— What to work on —
Set down the records below in full, exactly as they read.

(Excerpts from an interface dataset)
----------------------------------------
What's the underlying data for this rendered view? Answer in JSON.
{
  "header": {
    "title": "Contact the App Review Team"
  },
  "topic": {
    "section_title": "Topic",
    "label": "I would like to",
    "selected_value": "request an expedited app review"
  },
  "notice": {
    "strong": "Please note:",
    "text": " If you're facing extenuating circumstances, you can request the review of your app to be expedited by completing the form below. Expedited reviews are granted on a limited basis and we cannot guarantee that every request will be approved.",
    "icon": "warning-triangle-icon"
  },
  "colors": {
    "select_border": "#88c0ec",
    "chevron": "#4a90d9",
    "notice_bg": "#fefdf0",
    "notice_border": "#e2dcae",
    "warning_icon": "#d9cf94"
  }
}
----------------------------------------
— Result —
What's the underlying data for this rendered view? Answer in JSON.
{
  "header": {
    "title": "Contact the App Review Team"
  },
  "topic": {
    "section_title": "Topic",
    "label": "I would like to",
    "selected_value": "request an expedited app review"
  },
  "notice": {
    "strong": "Please note:",
    "text": " If you're facing extenuating circumstances, you can request the review of your app to be expedited by completing the form below. Expedited reviews are granted on a limited basis and we cannot guarantee that every request will be approved.",
    "icon": "warning-triangle-icon"
  },
  "colors": {
    "select_border": "#88c0ec",
    "chevron": "#4a90d9",
    "notice_bg": "#fefdf0",
    "notice_border": "#e2dcae",
    "warning_icon": "#d9cf94"
  }
}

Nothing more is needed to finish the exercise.